Figure 3-10: Growth in Number of Meal Assembly Kitchens, 2002- 2007
Table 3-1: Foodie Cook Demographics, 2008 (percentages, number and index for U.S. adults)
Table 3-2: Selected General Psychographics: Foodies Overall vs. Foodie Cooks, 2008 (percent and index for foodies overall vs. foodie cooks)
Table 3-3: Selected Food- and Nutrition-Related Psychographics: Foodies Overall vs. Foodie Cooks, 2008 (percent and index for foodies overall vs. foodie cooks)
Table 3-4: Personal Computer Use Patterns: Foodies Overall vs. Foodie Cooks, 2008 (percent and index for foodies overall vs. foodie cooks)
Table 3-5: Retail Shopping Patterns: Foodies Overall vs. Foodie Cooks, 2008 (percent and index for foodies overall vs. foodie cooks)
Table 3-6: Internet, Mail, or Phone Order Shopping Patterns: Foodies Overall vs. Foodie Cooks, 2008 (percent and index for foodies overall vs. foodie cooks)
Table 3-7: Food Retail Shopping & Spending Patterns: Foodies Overall vs. Foodie Cooks, 2008 (percent and index for foodies overall vs. foodie cooks)
Table 3-8: Household Use of Packaged Foods by Type of Product: Foodies Overall vs. Foodie Cooks, 2008 (percent and index for foodies overall vs. foodie cooks)
Table 3-9: Household Purchasing Patterns for Packaged Foods for Selected Brands: Foodies Overall vs. Foodie Cooks, 2008 (percent and index for foodies overall vs. foodie cooks)
Table 3-10: Use of Family Restaurant & Fast Food Chains: Foodies Overall vs. Foodie Cooks, 2008 (percent and index for foodies overall vs. foodie cooks)

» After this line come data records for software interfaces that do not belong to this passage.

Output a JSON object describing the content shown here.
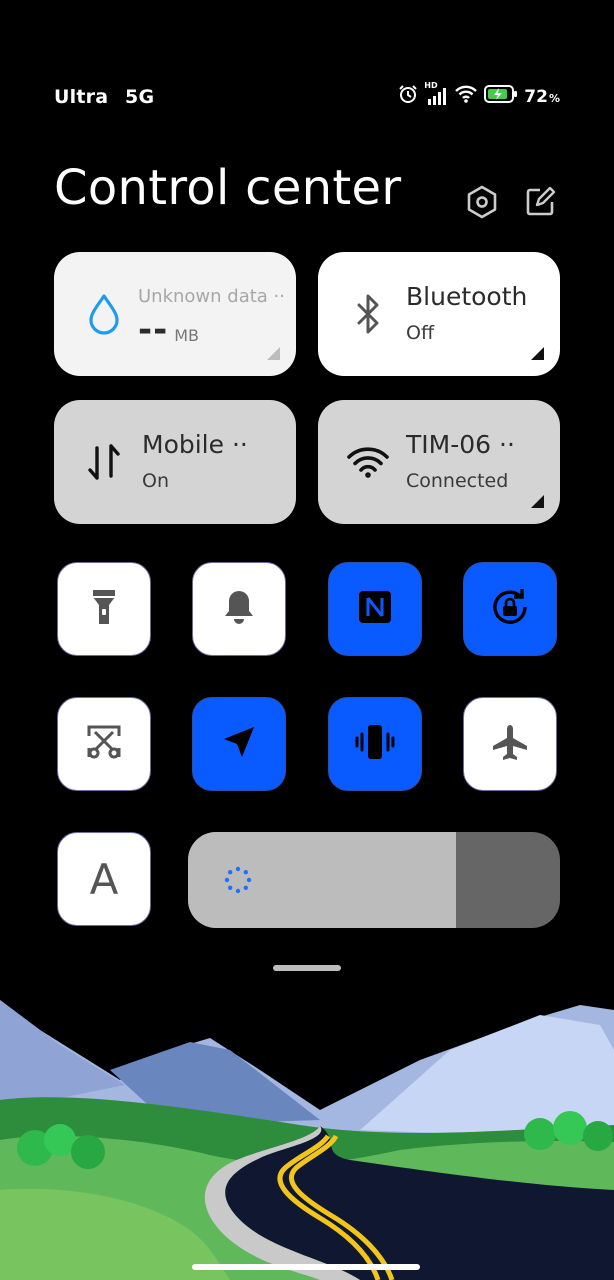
{
  "status_bar": {
    "carrier": "Ultra",
    "network": "5G",
    "signal_badge": "HD",
    "battery_level": "72",
    "battery_unit": "%",
    "icons": [
      "alarm-icon",
      "signal-icon",
      "wifi-icon",
      "battery-charging-icon"
    ]
  },
  "header": {
    "title": "Control center",
    "icons": [
      "settings-hexagon-icon",
      "edit-icon"
    ]
  },
  "tiles": {
    "data": {
      "title": "Unknown data ··",
      "value": "--",
      "unit": "MB",
      "icon": "water-drop-icon"
    },
    "bluetooth": {
      "title": "Bluetooth",
      "status": "Off",
      "icon": "bluetooth-icon"
    },
    "mobile": {
      "title": "Mobile ··",
      "status": "On",
      "icon": "mobile-data-arrows-icon"
    },
    "wifi": {
      "title": "TIM-06 ··",
      "status": "Connected",
      "icon": "wifi-icon"
    }
  },
  "toggles": [
    {
      "name": "flashlight",
      "active": false
    },
    {
      "name": "silent-bell",
      "active": false
    },
    {
      "name": "nfc",
      "active": true
    },
    {
      "name": "rotation-lock",
      "active": true
    },
    {
      "name": "screenshot-scissors",
      "active": false
    },
    {
      "name": "location",
      "active": true
    },
    {
      "name": "vibrate",
      "active": true
    },
    {
      "name": "airplane-mode",
      "active": false
    }
  ],
  "font_toggle": {
    "label": "A"
  },
  "brightness": {
    "level_percent": 72
  },
  "colors": {
    "accent": "#0a5bff",
    "tile_light": "#f3f3f3",
    "tile_grey": "#d4d4d4",
    "slider_fill": "#bcbcbc",
    "slider_track": "#666666"
  }
}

Download our eBook: How to Succeed Using Market Research

Learn how to effectively navigate the market research process to help guide your organization on the journey to success.

Download eBook

Share this report